DATA IN THIS EXERCISE —
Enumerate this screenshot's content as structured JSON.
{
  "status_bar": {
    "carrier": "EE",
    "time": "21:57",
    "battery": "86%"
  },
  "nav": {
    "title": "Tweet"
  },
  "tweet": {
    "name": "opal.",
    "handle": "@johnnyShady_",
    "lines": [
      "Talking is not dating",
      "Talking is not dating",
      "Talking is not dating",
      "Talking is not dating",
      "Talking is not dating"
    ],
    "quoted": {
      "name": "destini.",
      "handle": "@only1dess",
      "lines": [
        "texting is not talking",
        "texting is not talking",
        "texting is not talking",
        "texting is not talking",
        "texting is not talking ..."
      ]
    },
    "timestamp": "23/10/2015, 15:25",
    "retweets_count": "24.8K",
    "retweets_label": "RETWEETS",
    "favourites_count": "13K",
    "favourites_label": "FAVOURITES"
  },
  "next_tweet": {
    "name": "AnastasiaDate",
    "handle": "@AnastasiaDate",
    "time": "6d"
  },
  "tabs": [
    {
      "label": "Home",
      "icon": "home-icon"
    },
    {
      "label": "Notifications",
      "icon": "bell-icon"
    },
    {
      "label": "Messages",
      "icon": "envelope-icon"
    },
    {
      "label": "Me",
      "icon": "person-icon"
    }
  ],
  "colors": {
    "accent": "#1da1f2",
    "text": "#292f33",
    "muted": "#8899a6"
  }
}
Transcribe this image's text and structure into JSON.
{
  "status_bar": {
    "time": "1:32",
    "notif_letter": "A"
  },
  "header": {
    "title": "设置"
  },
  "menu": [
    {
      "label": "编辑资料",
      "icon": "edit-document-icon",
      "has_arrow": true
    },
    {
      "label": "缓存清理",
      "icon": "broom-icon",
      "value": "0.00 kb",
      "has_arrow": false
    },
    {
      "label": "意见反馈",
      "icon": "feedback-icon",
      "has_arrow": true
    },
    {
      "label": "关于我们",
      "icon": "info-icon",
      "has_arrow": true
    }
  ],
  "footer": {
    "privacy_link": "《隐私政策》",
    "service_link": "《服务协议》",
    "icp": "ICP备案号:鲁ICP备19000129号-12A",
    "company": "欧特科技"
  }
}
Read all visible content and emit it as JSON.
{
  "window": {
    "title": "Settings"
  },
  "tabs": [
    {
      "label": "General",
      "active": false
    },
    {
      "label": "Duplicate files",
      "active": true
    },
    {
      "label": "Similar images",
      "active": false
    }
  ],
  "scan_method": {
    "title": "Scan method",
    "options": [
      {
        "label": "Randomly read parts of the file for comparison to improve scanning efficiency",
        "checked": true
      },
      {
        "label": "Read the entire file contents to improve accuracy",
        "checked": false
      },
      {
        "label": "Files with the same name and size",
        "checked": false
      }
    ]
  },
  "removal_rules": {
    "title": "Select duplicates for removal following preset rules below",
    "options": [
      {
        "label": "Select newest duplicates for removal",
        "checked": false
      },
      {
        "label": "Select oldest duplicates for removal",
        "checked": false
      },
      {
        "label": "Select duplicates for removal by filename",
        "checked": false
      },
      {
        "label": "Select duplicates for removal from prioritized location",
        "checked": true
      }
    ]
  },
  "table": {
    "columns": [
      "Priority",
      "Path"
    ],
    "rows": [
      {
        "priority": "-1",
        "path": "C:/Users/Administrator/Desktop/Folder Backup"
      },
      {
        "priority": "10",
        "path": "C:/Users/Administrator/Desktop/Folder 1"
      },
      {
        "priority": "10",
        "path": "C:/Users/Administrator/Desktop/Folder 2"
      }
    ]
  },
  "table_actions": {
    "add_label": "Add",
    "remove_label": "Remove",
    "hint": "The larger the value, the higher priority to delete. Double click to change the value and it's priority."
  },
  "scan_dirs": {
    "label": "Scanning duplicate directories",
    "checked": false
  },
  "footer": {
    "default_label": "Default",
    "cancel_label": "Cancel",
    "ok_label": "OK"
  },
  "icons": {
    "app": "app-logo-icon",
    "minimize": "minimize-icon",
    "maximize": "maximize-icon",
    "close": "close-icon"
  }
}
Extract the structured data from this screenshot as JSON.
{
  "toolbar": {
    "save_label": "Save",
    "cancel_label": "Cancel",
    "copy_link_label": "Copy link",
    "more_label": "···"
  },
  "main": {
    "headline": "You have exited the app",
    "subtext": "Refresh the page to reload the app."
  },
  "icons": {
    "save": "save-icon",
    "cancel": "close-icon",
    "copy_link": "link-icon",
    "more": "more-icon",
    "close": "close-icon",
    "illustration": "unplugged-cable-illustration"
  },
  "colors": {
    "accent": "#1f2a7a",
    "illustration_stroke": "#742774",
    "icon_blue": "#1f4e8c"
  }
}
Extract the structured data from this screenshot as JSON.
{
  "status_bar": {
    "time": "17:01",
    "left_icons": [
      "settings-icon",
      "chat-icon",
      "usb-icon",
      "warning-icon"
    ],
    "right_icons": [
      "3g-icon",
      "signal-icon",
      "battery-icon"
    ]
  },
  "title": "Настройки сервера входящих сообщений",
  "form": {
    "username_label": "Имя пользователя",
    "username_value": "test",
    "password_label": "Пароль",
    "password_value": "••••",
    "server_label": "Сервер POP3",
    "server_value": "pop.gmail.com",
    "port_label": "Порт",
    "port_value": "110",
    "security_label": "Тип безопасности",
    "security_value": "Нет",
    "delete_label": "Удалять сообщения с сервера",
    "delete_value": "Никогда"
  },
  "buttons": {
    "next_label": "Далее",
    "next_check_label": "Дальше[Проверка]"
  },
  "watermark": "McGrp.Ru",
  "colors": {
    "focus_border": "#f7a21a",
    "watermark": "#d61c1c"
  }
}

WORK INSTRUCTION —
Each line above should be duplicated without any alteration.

TASK OUTPUT —
Enumerate this screenshot's content as structured JSON.
{
  "status_bar": {
    "carrier": "EE",
    "time": "21:57",
    "battery": "86%"
  },
  "nav": {
    "title": "Tweet"
  },
  "tweet": {
    "name": "opal.",
    "handle": "@johnnyShady_",
    "lines": [
      "Talking is not dating",
      "Talking is not dating",
      "Talking is not dating",
      "Talking is not dating",
      "Talking is not dating"
    ],
    "quoted": {
      "name": "destini.",
      "handle": "@only1dess",
      "lines": [
        "texting is not talking",
        "texting is not talking",
        "texting is not talking",
        "texting is not talking",
        "texting is not talking ..."
      ]
    },
    "timestamp": "23/10/2015, 15:25",
    "retweets_count": "24.8K",
    "retweets_label": "RETWEETS",
    "favourites_count": "13K",
    "favourites_label": "FAVOURITES"
  },
  "next_tweet": {
    "name": "AnastasiaDate",
    "handle": "@AnastasiaDate",
    "time": "6d"
  },
  "tabs": [
    {
      "label": "Home",
      "icon": "home-icon"
    },
    {
      "label": "Notifications",
      "icon": "bell-icon"
    },
    {
      "label": "Messages",
      "icon": "envelope-icon"
    },
    {
      "label": "Me",
      "icon": "person-icon"
    }
  ],
  "colors": {
    "accent": "#1da1f2",
    "text": "#292f33",
    "muted": "#8899a6"
  }
}
Transcribe this image's text and structure into JSON.
{
  "status_bar": {
    "time": "1:32",
    "notif_letter": "A"
  },
  "header": {
    "title": "设置"
  },
  "menu": [
    {
      "label": "编辑资料",
      "icon": "edit-document-icon",
      "has_arrow": true
    },
    {
      "label": "缓存清理",
      "icon": "broom-icon",
      "value": "0.00 kb",
      "has_arrow": false
    },
    {
      "label": "意见反馈",
      "icon": "feedback-icon",
      "has_arrow": true
    },
    {
      "label": "关于我们",
      "icon": "info-icon",
      "has_arrow": true
    }
  ],
  "footer": {
    "privacy_link": "《隐私政策》",
    "service_link": "《服务协议》",
    "icp": "ICP备案号:鲁ICP备19000129号-12A",
    "company": "欧特科技"
  }
}
Read all visible content and emit it as JSON.
{
  "window": {
    "title": "Settings"
  },
  "tabs": [
    {
      "label": "General",
      "active": false
    },
    {
      "label": "Duplicate files",
      "active": true
    },
    {
      "label": "Similar images",
      "active": false
    }
  ],
  "scan_method": {
    "title": "Scan method",
    "options": [
      {
        "label": "Randomly read parts of the file for comparison to improve scanning efficiency",
        "checked": true
      },
      {
        "label": "Read the entire file contents to improve accuracy",
        "checked": false
      },
      {
        "label": "Files with the same name and size",
        "checked": false
      }
    ]
  },
  "removal_rules": {
    "title": "Select duplicates for removal following preset rules below",
    "options": [
      {
        "label": "Select newest duplicates for removal",
        "checked": false
      },
      {
        "label": "Select oldest duplicates for removal",
        "checked": false
      },
      {
        "label": "Select duplicates for removal by filename",
        "checked": false
      },
      {
        "label": "Select duplicates for removal from prioritized location",
        "checked": true
      }
    ]
  },
  "table": {
    "columns": [
      "Priority",
      "Path"
    ],
    "rows": [
      {
        "priority": "-1",
        "path": "C:/Users/Administrator/Desktop/Folder Backup"
      },
      {
        "priority": "10",
        "path": "C:/Users/Administrator/Desktop/Folder 1"
      },
      {
        "priority": "10",
        "path": "C:/Users/Administrator/Desktop/Folder 2"
      }
    ]
  },
  "table_actions": {
    "add_label": "Add",
    "remove_label": "Remove",
    "hint": "The larger the value, the higher priority to delete. Double click to change the value and it's priority."
  },
  "scan_dirs": {
    "label": "Scanning duplicate directories",
    "checked": false
  },
  "footer": {
    "default_label": "Default",
    "cancel_label": "Cancel",
    "ok_label": "OK"
  },
  "icons": {
    "app": "app-logo-icon",
    "minimize": "minimize-icon",
    "maximize": "maximize-icon",
    "close": "close-icon"
  }
}
Extract the structured data from this screenshot as JSON.
{
  "toolbar": {
    "save_label": "Save",
    "cancel_label": "Cancel",
    "copy_link_label": "Copy link",
    "more_label": "···"
  },
  "main": {
    "headline": "You have exited the app",
    "subtext": "Refresh the page to reload the app."
  },
  "icons": {
    "save": "save-icon",
    "cancel": "close-icon",
    "copy_link": "link-icon",
    "more": "more-icon",
    "close": "close-icon",
    "illustration": "unplugged-cable-illustration"
  },
  "colors": {
    "accent": "#1f2a7a",
    "illustration_stroke": "#742774",
    "icon_blue": "#1f4e8c"
  }
}
Extract the structured data from this screenshot as JSON.
{
  "status_bar": {
    "time": "17:01",
    "left_icons": [
      "settings-icon",
      "chat-icon",
      "usb-icon",
      "warning-icon"
    ],
    "right_icons": [
      "3g-icon",
      "signal-icon",
      "battery-icon"
    ]
  },
  "title": "Настройки сервера входящих сообщений",
  "form": {
    "username_label": "Имя пользователя",
    "username_value": "test",
    "password_label": "Пароль",
    "password_value": "••••",
    "server_label": "Сервер POP3",
    "server_value": "pop.gmail.com",
    "port_label": "Порт",
    "port_value": "110",
    "security_label": "Тип безопасности",
    "security_value": "Нет",
    "delete_label": "Удалять сообщения с сервера",
    "delete_value": "Никогда"
  },
  "buttons": {
    "next_label": "Далее",
    "next_check_label": "Дальше[Проверка]"
  },
  "watermark": "McGrp.Ru",
  "colors": {
    "focus_border": "#f7a21a",
    "watermark": "#d61c1c"
  }
}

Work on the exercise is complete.